[PROBLEM TO SOLVE]: Across the entries below, tally every line that holds the word "JSON". Give only the tally.

[App and web page records]:
++++

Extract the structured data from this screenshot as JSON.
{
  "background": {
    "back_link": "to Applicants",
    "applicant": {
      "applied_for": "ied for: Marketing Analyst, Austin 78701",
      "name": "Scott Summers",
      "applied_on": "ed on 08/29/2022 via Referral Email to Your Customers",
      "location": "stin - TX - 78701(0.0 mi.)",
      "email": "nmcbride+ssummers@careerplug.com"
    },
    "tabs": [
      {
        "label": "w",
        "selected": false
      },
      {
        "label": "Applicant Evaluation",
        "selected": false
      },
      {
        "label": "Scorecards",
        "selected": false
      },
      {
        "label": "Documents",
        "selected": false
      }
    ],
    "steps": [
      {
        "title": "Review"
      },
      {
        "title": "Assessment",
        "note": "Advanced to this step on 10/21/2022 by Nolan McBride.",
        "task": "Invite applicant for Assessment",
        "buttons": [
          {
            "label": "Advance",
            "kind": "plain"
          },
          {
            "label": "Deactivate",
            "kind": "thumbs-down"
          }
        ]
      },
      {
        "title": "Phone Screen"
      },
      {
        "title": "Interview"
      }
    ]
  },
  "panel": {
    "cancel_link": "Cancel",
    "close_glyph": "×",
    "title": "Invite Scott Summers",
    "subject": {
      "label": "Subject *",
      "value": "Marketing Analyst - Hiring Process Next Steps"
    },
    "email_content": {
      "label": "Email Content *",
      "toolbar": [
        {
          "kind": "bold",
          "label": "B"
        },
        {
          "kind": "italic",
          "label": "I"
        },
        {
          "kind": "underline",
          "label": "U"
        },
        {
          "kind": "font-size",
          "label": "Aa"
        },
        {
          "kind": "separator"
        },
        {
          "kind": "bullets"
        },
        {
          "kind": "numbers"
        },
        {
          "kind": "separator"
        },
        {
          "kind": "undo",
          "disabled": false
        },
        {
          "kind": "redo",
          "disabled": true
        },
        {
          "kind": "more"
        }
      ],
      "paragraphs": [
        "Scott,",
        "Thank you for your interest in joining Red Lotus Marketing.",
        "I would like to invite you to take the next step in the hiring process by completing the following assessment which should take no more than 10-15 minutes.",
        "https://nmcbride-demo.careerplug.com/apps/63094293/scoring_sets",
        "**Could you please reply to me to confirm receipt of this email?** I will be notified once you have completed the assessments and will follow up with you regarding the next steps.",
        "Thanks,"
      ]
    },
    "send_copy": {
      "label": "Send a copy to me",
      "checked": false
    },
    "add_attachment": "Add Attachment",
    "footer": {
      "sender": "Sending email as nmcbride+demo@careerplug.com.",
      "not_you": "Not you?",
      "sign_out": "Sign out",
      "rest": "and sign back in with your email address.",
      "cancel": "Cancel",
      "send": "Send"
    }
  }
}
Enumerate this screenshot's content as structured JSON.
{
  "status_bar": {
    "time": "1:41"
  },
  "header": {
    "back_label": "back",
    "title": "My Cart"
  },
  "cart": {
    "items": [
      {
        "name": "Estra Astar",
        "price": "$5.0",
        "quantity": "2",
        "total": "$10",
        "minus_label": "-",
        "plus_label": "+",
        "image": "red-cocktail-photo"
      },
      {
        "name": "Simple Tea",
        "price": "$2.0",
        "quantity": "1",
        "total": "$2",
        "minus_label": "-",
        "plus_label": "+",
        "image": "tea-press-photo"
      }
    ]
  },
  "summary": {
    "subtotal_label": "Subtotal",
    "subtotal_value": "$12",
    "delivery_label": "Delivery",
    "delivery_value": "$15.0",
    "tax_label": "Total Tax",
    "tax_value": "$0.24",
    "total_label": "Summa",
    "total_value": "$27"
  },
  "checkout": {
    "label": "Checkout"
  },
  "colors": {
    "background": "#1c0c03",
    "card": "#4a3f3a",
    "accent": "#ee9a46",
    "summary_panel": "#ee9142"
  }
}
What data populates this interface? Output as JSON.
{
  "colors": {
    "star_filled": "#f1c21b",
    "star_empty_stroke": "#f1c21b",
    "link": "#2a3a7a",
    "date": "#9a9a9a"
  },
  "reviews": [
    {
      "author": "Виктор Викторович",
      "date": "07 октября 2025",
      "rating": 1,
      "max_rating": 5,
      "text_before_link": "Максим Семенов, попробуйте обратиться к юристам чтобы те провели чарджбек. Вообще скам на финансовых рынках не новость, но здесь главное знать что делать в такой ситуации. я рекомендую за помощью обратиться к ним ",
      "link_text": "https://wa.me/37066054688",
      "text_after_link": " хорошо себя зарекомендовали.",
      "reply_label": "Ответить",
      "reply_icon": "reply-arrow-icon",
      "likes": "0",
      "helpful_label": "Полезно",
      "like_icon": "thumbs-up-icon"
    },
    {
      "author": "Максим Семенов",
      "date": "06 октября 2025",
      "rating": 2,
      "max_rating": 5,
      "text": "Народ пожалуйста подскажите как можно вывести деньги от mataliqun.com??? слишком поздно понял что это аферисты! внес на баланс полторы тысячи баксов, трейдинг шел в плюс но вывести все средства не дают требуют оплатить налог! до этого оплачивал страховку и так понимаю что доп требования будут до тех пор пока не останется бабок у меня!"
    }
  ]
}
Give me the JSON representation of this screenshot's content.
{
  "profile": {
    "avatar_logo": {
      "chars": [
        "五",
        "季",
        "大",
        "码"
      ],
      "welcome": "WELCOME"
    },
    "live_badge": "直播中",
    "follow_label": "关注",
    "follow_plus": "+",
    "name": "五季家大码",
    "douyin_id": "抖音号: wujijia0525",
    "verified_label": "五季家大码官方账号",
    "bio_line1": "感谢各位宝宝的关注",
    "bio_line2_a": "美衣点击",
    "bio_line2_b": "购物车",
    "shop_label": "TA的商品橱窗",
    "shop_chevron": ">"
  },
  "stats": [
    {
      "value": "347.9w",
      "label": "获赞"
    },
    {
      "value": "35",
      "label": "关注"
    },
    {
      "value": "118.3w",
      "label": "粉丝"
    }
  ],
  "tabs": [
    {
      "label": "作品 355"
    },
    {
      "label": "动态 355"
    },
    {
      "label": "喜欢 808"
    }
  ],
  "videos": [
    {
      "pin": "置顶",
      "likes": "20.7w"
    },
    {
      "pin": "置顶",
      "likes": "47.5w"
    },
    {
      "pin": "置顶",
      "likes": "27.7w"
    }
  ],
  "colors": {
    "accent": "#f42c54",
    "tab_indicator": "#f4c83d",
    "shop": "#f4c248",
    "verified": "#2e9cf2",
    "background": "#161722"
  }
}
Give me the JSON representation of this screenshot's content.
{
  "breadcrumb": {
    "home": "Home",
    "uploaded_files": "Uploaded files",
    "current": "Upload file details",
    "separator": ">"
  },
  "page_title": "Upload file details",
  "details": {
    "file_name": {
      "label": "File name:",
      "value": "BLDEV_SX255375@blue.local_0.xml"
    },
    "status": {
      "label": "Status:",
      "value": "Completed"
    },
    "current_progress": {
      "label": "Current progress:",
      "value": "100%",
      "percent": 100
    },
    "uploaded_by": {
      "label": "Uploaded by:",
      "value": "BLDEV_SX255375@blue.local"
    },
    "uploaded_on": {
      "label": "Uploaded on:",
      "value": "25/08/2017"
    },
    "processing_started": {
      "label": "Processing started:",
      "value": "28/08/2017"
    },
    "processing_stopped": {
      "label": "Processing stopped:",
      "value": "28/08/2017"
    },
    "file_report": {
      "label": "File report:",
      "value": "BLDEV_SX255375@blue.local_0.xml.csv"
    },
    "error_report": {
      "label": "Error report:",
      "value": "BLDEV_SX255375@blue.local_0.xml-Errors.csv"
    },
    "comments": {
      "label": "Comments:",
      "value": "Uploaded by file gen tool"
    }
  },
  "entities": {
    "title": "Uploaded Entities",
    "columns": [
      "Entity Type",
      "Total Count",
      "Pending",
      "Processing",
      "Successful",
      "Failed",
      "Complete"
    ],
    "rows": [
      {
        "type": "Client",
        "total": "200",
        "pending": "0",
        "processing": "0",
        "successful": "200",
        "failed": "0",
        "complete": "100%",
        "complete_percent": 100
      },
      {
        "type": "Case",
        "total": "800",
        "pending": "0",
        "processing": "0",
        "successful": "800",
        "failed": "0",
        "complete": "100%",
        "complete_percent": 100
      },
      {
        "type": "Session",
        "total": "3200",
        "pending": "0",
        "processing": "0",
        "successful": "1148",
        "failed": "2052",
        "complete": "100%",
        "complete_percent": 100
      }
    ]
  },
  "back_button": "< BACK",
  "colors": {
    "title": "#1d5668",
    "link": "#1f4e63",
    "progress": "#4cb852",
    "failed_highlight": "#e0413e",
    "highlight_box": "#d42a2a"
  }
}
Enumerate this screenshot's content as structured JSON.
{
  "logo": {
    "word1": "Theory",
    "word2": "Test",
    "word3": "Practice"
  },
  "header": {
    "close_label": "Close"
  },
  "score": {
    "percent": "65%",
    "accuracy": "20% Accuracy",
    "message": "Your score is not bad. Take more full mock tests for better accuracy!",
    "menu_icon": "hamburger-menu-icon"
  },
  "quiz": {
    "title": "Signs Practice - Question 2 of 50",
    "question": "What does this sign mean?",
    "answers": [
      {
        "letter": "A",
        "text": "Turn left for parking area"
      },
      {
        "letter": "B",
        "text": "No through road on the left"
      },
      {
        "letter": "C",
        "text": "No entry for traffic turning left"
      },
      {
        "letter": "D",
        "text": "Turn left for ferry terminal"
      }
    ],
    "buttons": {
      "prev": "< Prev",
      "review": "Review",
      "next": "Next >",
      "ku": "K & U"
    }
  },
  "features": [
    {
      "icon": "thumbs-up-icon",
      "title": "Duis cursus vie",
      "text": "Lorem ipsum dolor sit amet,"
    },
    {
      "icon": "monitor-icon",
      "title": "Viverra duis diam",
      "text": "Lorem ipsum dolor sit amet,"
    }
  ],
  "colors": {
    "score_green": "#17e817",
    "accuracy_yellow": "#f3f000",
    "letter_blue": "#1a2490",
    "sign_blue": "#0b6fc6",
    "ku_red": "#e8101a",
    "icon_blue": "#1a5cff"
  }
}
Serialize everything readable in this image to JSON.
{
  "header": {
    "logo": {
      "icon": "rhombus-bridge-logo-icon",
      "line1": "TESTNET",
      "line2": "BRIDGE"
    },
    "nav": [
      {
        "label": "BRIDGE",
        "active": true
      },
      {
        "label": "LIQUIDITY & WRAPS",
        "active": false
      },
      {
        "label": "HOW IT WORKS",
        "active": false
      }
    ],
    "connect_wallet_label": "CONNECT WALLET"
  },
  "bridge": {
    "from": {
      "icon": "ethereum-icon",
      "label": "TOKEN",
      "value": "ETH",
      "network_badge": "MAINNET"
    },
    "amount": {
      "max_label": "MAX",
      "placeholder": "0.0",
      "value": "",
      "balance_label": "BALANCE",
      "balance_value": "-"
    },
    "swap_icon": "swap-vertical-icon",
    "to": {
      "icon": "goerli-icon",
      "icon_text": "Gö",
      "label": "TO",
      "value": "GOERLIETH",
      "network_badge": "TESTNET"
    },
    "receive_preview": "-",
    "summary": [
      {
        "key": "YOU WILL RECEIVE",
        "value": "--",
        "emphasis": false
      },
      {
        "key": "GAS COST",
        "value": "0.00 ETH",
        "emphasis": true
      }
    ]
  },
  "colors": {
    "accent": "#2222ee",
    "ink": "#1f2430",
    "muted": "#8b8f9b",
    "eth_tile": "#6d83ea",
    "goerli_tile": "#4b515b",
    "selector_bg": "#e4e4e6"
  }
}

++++

[EXPECTED ANSWER]: 7